Due to the high downtime costs, any organization should have a disaster recovery plan that ensures business continuity. In this context, understanding the differences between RTO and RPO will help determine how long it will take to restore operations when a severe downtime situation occurs.
The recovery time objective (RTO) represents the maximum downtime that any organization can tolerate and defines how long it will take to an organization to restore its critical technology systems online. In general, a lower RTO means that an organization needs to make further preparation and redundancies in its critical IT systems.
The recovery point objective (RPO) measures the time the organization can afford to operate without losing data, as well as the time it can afford to operate with old data, as any information produced between the backup moment and the downtime event could be lost. Lower RPO is common among organizations depending on having up-to-date information.

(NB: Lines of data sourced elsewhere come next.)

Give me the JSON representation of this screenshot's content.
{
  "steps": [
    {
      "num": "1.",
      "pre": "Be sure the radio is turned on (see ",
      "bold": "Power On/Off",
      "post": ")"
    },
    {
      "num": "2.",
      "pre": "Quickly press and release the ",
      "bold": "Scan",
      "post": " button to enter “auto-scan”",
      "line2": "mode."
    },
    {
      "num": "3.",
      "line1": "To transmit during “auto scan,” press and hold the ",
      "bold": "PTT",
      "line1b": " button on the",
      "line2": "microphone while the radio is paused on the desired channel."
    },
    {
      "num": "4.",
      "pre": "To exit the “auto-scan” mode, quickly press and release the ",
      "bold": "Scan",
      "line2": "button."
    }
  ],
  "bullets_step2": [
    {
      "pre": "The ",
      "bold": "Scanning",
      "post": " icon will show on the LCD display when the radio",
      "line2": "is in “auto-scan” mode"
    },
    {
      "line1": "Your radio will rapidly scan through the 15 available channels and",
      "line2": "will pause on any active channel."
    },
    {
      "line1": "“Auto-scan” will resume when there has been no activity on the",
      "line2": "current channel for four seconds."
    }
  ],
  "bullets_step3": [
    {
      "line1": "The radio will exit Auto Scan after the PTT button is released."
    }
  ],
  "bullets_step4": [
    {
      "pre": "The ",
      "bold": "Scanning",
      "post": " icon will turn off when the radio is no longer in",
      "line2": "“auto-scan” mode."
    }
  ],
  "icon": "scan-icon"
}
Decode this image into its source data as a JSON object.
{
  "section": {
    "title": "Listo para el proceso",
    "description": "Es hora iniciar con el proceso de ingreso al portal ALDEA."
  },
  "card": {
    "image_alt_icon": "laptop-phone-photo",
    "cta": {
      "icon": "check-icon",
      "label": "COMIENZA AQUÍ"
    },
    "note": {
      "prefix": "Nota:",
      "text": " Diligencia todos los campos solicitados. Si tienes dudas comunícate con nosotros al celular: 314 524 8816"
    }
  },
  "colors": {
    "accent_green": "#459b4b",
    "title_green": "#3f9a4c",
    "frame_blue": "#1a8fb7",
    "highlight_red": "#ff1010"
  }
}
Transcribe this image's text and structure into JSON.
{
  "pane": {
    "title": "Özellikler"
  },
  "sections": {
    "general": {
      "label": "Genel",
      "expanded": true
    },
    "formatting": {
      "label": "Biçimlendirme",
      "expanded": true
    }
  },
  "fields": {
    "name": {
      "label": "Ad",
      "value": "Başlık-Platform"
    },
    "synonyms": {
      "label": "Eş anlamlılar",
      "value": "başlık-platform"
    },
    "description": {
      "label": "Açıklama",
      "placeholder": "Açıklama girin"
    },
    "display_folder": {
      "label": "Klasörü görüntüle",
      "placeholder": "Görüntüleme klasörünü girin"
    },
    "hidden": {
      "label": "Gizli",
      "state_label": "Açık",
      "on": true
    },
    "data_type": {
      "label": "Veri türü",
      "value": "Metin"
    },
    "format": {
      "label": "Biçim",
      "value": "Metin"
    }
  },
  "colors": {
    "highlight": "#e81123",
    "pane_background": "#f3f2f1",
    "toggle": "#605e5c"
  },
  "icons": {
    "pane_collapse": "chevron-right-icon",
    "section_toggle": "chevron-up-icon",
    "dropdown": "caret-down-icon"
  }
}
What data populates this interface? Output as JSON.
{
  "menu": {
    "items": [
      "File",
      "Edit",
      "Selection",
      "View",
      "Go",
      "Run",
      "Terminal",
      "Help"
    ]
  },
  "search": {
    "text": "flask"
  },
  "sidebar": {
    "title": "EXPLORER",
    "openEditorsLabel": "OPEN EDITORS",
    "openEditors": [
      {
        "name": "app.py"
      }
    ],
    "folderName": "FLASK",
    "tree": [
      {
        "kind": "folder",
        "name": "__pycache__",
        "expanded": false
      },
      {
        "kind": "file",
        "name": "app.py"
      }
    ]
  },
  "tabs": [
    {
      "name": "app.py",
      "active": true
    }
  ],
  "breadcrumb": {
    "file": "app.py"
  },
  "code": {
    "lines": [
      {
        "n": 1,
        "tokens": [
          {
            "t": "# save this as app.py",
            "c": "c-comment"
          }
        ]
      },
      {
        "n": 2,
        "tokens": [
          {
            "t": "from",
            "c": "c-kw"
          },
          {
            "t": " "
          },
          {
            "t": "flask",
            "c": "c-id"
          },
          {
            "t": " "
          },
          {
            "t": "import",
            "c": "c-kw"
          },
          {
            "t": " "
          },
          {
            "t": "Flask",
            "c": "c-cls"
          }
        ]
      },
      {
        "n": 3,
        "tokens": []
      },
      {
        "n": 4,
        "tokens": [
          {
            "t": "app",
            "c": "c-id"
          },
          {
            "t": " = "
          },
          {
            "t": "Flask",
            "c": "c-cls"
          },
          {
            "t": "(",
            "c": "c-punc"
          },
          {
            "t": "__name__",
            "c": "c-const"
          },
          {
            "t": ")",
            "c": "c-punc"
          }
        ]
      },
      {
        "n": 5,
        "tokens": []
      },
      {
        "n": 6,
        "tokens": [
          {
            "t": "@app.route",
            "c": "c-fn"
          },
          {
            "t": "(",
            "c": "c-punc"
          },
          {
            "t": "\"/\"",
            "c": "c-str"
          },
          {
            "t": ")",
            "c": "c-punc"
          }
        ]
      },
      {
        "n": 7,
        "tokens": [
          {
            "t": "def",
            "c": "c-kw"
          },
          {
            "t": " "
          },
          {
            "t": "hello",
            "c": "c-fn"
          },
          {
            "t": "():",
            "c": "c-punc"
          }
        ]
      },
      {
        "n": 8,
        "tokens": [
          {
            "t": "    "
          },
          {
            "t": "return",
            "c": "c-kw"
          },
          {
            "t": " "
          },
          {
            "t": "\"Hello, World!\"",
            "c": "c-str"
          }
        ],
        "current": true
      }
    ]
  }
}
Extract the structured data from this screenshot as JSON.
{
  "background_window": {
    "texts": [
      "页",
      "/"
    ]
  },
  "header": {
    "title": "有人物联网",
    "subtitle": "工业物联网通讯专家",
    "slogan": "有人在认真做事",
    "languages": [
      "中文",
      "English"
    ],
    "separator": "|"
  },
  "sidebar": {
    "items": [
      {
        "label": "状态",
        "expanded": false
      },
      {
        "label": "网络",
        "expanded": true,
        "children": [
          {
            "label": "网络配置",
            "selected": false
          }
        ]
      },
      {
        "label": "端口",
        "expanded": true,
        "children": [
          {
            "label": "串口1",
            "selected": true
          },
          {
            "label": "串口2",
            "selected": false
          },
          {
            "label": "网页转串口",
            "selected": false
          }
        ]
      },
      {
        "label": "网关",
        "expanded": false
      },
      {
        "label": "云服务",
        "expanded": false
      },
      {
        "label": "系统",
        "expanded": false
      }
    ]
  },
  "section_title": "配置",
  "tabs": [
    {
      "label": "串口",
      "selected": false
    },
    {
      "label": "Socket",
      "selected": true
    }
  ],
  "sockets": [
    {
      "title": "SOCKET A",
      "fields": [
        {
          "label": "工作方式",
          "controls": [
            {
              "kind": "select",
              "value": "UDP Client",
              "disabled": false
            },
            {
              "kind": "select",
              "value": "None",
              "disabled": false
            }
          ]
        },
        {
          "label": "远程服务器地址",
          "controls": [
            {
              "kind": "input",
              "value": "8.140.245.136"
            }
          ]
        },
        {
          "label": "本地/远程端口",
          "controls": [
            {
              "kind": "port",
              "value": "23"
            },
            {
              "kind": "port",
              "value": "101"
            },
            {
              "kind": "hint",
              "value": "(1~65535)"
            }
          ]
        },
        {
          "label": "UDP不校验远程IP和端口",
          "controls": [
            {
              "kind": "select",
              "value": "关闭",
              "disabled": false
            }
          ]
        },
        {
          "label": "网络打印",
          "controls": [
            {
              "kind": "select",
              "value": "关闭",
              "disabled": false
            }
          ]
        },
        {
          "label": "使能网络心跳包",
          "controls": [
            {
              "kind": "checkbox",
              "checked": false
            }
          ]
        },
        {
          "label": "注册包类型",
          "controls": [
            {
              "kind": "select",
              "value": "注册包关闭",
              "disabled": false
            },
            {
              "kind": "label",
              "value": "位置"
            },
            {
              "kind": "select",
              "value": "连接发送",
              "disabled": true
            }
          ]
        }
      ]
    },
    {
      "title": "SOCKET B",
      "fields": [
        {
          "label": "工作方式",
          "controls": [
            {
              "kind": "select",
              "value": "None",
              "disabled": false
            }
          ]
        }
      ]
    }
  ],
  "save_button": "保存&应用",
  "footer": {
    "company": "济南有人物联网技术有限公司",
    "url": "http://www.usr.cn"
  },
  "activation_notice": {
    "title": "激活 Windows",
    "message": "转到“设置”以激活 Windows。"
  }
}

While RTO addresses how IT systems influence operations, as well as the consequences of downtime in interrelated areas, the RPO approach focuses only on data. Thus, it determines whether the organization should design backup systems with data available online or whether it can probably afford to tolerate near-current data management.